From the start, the 10-member cast in David Rousseve’s “Stardust” is breathtaking.

Breathlessly still, they fill the stage, gazing at the audience until finally they move as one (a knee buckles, an elbow rights their bodies back to standing or soft double-breaths trigger more impulse movement) while the screen behind them delivers text-speak. One dancer, Taisha Paggett, facing the screen, makes markings in the air as if she is writing the text. One text reads: “Dear, I writes my biggest secret just for you. Please read, K?”

Another follows: “I want a BFF sooooooo bad!!!!!!! Somebody who understand how I feels an give me love.”

We soon learn that the words are from Junior, the invisible protagonist who is desperately trying to find someone to hold his hand and give him love. The dancer’s slow-moving, joint-driven meditation would return here and there, punctuating the work.

“Stardust” is emotionally draining yet powerfully captivating, and as such, it takes the audience on a bumpy ride from acknowledgement, with Junior accepting that he is gay; to the humorous, with a fierce voguing duet that drew howls from the audience; to the sublime, as Kevin Williamson holds his arms in what seems like a never-ending embrace, as one-by-one the other nine dancers try to fit into his arms but inevitably slip onto the floor on their backs, crawling away on their elbows but returning to his embrace again and again.

One hour into the story, Rousseve appears—sadly, for only two and a half minutes—with a gesture-driven solo, one hand to chest, the other reaching high, matched with pleading gasps and rippling joints, cementing the bittersweet story.
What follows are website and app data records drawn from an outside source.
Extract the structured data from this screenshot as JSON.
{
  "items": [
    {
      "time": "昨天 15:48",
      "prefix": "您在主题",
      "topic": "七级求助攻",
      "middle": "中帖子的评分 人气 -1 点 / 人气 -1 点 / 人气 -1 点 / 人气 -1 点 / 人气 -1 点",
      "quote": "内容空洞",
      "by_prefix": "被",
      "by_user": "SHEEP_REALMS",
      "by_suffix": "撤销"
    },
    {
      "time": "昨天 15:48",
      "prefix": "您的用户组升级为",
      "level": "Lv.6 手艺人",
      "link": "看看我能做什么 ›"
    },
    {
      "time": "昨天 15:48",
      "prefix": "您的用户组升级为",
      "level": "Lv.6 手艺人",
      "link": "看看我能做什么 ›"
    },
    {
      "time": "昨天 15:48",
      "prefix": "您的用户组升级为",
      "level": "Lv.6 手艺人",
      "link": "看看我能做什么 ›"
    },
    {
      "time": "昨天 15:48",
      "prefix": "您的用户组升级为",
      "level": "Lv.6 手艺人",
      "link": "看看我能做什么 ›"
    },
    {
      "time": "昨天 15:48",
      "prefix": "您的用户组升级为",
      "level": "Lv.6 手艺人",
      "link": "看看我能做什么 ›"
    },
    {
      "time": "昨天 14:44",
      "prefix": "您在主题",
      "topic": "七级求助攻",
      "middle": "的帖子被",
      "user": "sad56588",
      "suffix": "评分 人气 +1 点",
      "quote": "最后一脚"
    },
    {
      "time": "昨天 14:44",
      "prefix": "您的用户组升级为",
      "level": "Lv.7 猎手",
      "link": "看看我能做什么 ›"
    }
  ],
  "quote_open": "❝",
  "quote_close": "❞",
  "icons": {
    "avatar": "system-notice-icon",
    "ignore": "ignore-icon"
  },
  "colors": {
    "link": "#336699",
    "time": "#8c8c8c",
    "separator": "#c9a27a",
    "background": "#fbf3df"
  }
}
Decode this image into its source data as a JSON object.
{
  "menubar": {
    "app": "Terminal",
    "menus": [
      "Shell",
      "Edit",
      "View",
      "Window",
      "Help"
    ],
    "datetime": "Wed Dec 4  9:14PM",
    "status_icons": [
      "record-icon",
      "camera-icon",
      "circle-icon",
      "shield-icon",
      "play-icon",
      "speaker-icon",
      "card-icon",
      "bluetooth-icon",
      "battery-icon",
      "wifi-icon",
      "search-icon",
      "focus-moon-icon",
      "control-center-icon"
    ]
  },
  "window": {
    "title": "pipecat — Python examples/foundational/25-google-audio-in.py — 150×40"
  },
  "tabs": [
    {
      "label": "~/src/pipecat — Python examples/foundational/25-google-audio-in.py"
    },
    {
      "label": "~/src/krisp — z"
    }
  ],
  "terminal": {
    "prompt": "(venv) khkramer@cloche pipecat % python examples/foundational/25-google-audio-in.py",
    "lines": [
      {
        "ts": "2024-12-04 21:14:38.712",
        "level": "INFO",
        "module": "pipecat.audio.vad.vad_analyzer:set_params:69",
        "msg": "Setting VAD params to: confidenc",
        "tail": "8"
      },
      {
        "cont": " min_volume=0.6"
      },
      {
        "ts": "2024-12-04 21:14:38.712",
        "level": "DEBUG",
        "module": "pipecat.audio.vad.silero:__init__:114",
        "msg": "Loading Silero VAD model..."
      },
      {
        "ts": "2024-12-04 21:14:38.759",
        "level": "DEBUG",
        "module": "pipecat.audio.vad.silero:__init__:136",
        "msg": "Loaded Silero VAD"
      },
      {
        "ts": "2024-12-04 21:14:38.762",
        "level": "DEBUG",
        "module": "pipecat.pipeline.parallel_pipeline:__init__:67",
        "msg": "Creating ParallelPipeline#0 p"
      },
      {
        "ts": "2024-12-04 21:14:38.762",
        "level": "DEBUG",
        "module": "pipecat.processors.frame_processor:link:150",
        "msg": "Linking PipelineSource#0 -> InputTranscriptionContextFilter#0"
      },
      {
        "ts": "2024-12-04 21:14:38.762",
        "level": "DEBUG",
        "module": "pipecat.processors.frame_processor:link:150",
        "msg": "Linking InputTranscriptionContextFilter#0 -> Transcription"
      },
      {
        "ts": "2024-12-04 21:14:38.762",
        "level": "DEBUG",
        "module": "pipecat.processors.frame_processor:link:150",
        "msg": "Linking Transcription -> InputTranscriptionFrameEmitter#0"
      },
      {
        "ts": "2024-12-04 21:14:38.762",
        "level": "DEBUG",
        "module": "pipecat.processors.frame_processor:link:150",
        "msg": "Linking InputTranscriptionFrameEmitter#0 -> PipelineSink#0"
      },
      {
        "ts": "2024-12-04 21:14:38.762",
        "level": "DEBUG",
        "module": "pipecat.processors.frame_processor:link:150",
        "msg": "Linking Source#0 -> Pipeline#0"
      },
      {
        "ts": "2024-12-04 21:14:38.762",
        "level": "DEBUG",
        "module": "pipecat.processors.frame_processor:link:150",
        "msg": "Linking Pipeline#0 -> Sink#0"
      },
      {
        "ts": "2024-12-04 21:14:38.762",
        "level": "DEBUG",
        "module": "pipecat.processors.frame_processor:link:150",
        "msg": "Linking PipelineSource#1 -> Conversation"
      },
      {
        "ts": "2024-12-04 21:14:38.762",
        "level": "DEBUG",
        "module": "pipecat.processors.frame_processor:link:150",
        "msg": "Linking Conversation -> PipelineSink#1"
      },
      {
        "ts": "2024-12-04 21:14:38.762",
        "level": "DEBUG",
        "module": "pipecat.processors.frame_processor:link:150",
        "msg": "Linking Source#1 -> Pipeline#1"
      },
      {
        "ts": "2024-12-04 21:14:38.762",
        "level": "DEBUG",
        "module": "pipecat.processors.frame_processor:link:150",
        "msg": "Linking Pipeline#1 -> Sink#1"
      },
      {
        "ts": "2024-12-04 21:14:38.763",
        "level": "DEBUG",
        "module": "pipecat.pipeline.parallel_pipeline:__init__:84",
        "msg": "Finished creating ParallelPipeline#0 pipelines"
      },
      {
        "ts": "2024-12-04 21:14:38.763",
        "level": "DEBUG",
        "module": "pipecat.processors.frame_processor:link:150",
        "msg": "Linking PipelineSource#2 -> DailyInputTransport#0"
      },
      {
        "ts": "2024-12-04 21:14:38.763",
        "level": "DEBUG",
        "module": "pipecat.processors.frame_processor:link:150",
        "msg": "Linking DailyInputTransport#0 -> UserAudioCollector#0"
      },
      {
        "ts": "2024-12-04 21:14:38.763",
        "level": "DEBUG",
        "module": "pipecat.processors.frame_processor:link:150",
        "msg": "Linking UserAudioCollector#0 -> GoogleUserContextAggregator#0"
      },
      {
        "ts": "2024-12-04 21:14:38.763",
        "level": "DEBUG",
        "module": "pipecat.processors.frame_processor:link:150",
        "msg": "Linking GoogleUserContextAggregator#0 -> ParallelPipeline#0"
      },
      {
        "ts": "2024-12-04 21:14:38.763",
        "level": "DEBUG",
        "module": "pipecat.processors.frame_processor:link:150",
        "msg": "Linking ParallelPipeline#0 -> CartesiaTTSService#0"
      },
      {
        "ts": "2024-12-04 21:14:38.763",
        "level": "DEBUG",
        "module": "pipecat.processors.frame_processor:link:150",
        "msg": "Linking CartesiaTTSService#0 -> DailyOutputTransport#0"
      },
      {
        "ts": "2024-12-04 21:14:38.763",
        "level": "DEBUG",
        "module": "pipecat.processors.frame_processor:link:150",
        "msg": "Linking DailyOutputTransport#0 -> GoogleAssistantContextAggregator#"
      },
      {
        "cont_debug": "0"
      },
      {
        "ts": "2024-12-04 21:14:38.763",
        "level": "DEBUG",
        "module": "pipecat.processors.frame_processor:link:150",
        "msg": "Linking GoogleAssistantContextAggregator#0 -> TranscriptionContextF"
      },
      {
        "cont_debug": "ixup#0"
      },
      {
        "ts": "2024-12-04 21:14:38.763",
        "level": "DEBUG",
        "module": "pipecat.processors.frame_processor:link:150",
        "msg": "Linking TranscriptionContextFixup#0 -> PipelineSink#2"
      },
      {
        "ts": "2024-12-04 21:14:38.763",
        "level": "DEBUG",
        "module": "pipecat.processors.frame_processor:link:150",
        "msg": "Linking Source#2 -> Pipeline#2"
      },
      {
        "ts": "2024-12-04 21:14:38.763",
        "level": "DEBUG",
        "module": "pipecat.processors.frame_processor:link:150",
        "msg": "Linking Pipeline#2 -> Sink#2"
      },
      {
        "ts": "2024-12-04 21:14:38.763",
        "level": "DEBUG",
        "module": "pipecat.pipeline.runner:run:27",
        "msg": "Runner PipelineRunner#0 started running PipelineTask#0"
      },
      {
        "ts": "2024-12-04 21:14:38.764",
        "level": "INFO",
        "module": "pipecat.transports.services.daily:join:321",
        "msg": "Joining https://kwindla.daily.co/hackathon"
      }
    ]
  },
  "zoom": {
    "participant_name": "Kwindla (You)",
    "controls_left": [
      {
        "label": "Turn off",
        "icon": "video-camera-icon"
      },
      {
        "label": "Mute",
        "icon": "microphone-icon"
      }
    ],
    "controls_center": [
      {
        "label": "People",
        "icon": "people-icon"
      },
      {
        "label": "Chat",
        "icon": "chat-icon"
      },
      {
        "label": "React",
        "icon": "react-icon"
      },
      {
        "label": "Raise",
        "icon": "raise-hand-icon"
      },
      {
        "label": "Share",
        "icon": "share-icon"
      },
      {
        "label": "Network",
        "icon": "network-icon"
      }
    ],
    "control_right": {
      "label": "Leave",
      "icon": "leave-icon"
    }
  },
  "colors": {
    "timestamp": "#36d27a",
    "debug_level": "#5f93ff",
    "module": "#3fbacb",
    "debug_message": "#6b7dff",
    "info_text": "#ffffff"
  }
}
The takeaway is rough. Junior pleads for help to find love because as a young, African-American gay boy, he is marginalized, and conversations through technology become his only respite.

Rousseve admits that this was not an autobiography, nor is it meant to offer any political or religious position, but the work is peppered with the reality that surrounds these thoughts. The young Junior, for example, ends up in foster care because he has no family and is molested. He speaks using only Ebonics because that is what he knows, and one of his sole confidantes is his dead grandfather, who communicates with him through Skype. This, Rousseve wanted us to know, is the real deal.

Toward the end, Junior writes, “Dear God: I like 2 ask you questions even if you no answers.

“You dope ;-)”

Kudos to video artist Cari Ann Shim Sham for her perfectly timed images and to D. Sabela Grimes for his original hip-hop-based music. The cast of REALITY must also be mentioned: Charisse Skye Aguirre, Emily Beattie, Leanne Lacovetta, Jasmine Jawato, Nehara Kalev, Michael Kouakou, Kevin Le and Nguyen Nguyen.